A better understanding of organic hydroperoxides
17 March 2023
Published online 21 October 2014
Researchers analyse the DNA of different camel species to understand their evolution, hoping to uncover cures for common human disorders and to predict the effects of climate change.
An analysis of camel genomes, by Saudi and Chinese researchers, may help shed light on adaptation to climate change and the mechanisms behind diseases like asthma and diabetes.
The study, published in Nature Communications, is a collaborative effort between King Abdulaziz City for Science and Technology in Saudi Arabia (KACST), the Beijing Genomics Institute, and Inner Mongolia Agricultural University.
The researchers sequenced the genomes of the two-humped Asian camel, the single-humped Arabian camel, and one of their nearest relatives, the alpaca. They also sequenced the RNA of the Asian camel. The Arabian camel genome is the first mammalian genome to be sequenced in the Middle East.
“Camels have a significant impact on our economy [in Saudi Arabia] so we need research to improve camel breeds and their milk and meat yield,” says Abdulaziz Al-Swailem, vice president for scientific research support at KACST.
The Asian and Arabian camels live in extreme desert environments – making them ideal models for studying desert adaptations. They tolerate temperatures exceeding 40°C and water losses greater than 25% of their total body weight, extremes that would cause dehydration and death in mammals of other habitats.
The alpaca lives in the high altitudes of South America and does not exhibit the same adaptations to desert environments.
The researchers constructed an evolutionary tree based on 7,398 gene groups from ten species, including camelids (Bactrian Asian camel, dromedary Arabian camel, and alpaca). Their findings suggested the possibility of camel-specific evolution to adapt to desert environments.
They were also able to study historical rises and falls in camelid populations by analyzing the data of single-nucleotide polymorphisms: DNA variations that occur commonly within a population. Their data showed variations in population sizes that coincided with transitions between geological ages, periods of climatic changes, migrations across continents, and the dispersal of modern humans out of Africa and into Eurasia.
The researchers conducted a comparative analysis of the camelid genomes and all three camelids showed rapid evolution in genes related to the cellular response to insulin and in those related to energy, glucose, and fat metabolism.
We will sequence different varieties in Saudi Arabia and do comparative genomics within the Arabian camel species.

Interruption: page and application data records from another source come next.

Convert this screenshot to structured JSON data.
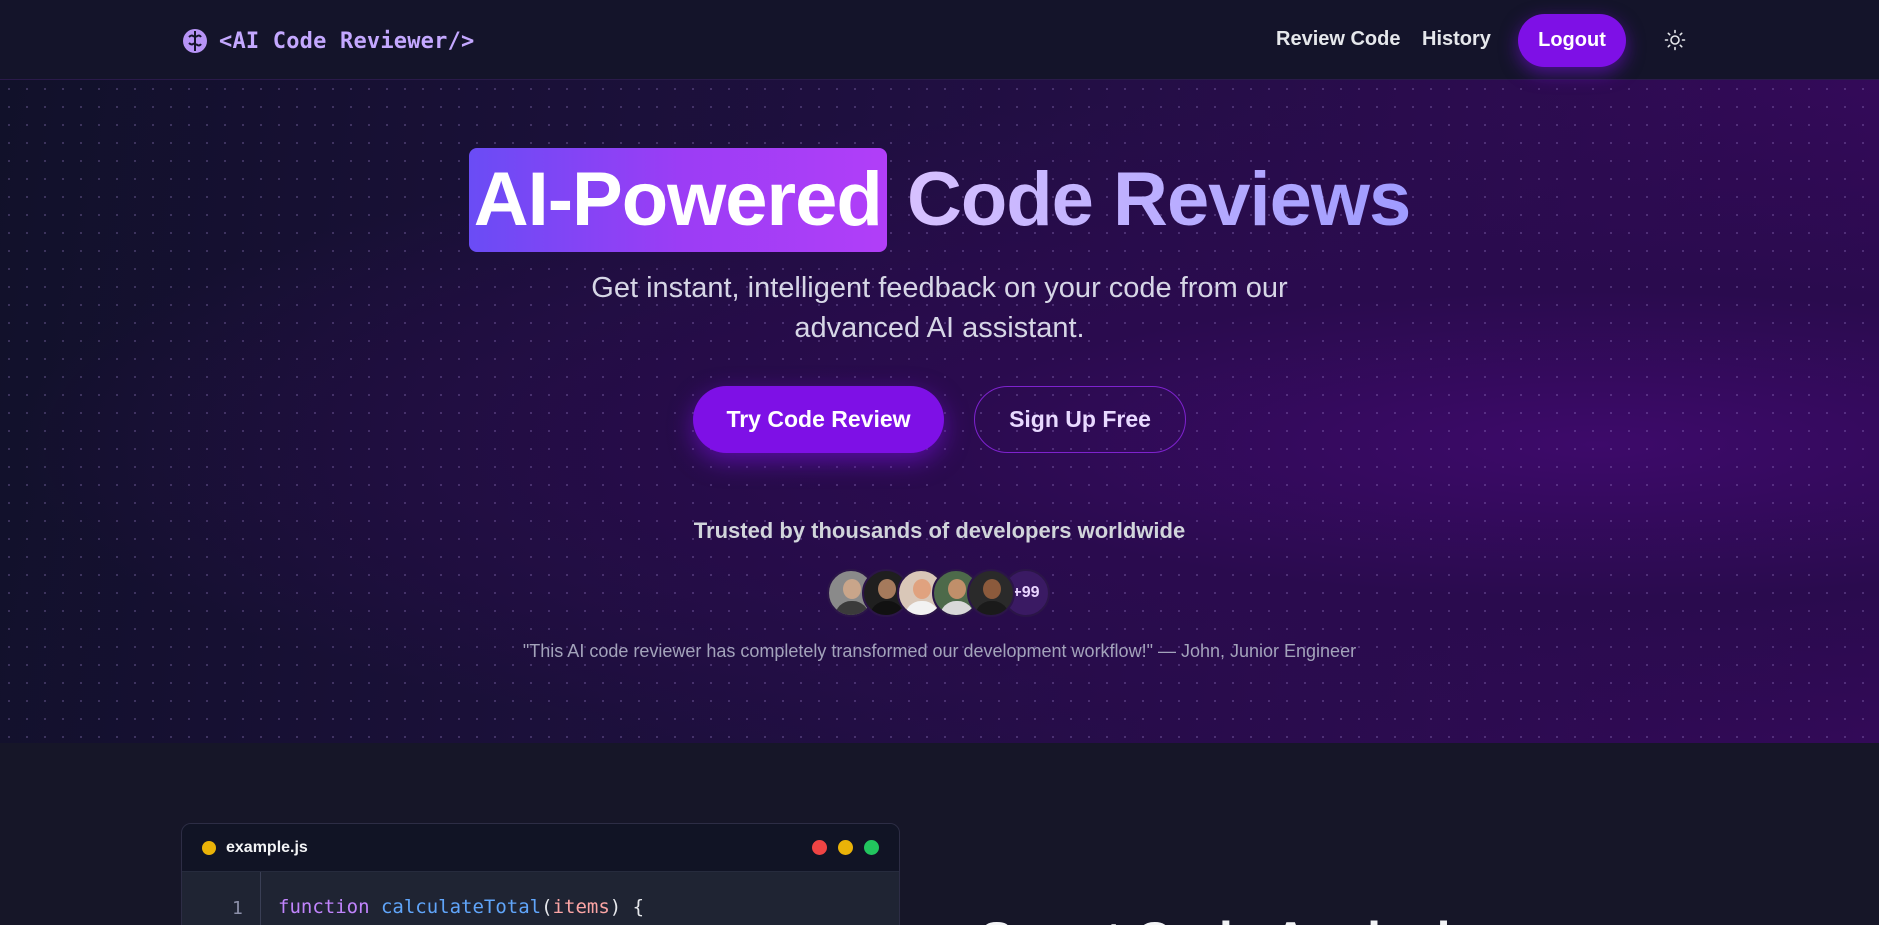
{
  "navbar": {
    "brand_text": "<AI Code Reviewer/>",
    "brand_icon": "brain-icon",
    "links": [
      {
        "label": "Review Code"
      },
      {
        "label": "History"
      }
    ],
    "logout_label": "Logout",
    "theme_icon": "sun-icon"
  },
  "hero": {
    "title_highlight": "AI-Powered",
    "title_rest": " Code Reviews",
    "subtitle": "Get instant, intelligent feedback on your code from our advanced AI assistant.",
    "primary_cta": "Try Code Review",
    "secondary_cta": "Sign Up Free",
    "trusted_text": "Trusted by thousands of developers worldwide",
    "avatar_count": "+99",
    "testimonial": "\"This AI code reviewer has completely transformed our development workflow!\" — John, Junior Engineer"
  },
  "code_sample": {
    "file_name": "example.js",
    "line_number": "1",
    "tokens": {
      "keyword": "function",
      "fn_name": "calculateTotal",
      "open_paren": "(",
      "param": "items",
      "close": ") {"
    }
  },
  "feature": {
    "heading": "Smart Code Analysis"
  },
  "colors": {
    "accent": "#7e10e6",
    "brand_text": "#c4a8ff",
    "background": "#151528"
  }
}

The two camels had an accelerated evolution in genes related to DNA damage and repair and immune responses. Compared to the alpaca, it was also evident that genes related to lung development had evolved rapidly, possibly allowing them to endure the respiratory challenges involved with airborne dust in desert environments.
Genes related to visual perception also showed rapid evolutionary development, suggesting a genetic basis for the camels’ ability to endure prolonged exposure to ultraviolet light without damaging their sight.
Differences in genes related to the transportation of sodium and potassium suggest camels may metabolize and transport salt more efficiently than alpaca and cattle. This is important for water reabsorption.
Further analysis indicates that camels are able to reabsorb water more efficiently in water-scarce conditions. Also, their ability to regulate sodium reabsorption may be essential for survival when water is scarce. It also seems that the characteristically high blood glucose levels in camels ensure enough energy to adapt to the effects of water restriction.
The identification of key genes involved in adaptation to desert environments may facilitate selective breeding to increase the proportion of camels with favorable genetic traits related, for example, to speed and milk yield.
Future studies on camel genomes and RNA may also contribute to a better understanding of the physiological mechanisms involved in some human medical conditions such as hypertension, diabetes, obesity and respiratory diseases.
Camels have a unique immune system that includes “nano-bodies”, special antibodies especially resistant to harsh conditions, explains Mohamed Al-Fageeh, manager and research associated professor at the National Center for Biotechnology at KACST. A deeper understanding of this system through genome sequencing can help develop new human vaccination approaches and improved antibody therapies. Understanding the molecular mechanisms involved in the very high blood sugar levels of camels could pave the way for the development of therapies for diabetes, he adds.
The researchers also believe camelid genomes could be useful for studying biological adaptations to climate change.KACST funded this research and was involved in the sequencing of the Arabian camel genome. “Our next step is to sequence more camels,” says Al-Fageeh. “We will sequence different varieties in Saudi Arabia and do comparative genomics within the Arabian camel species.”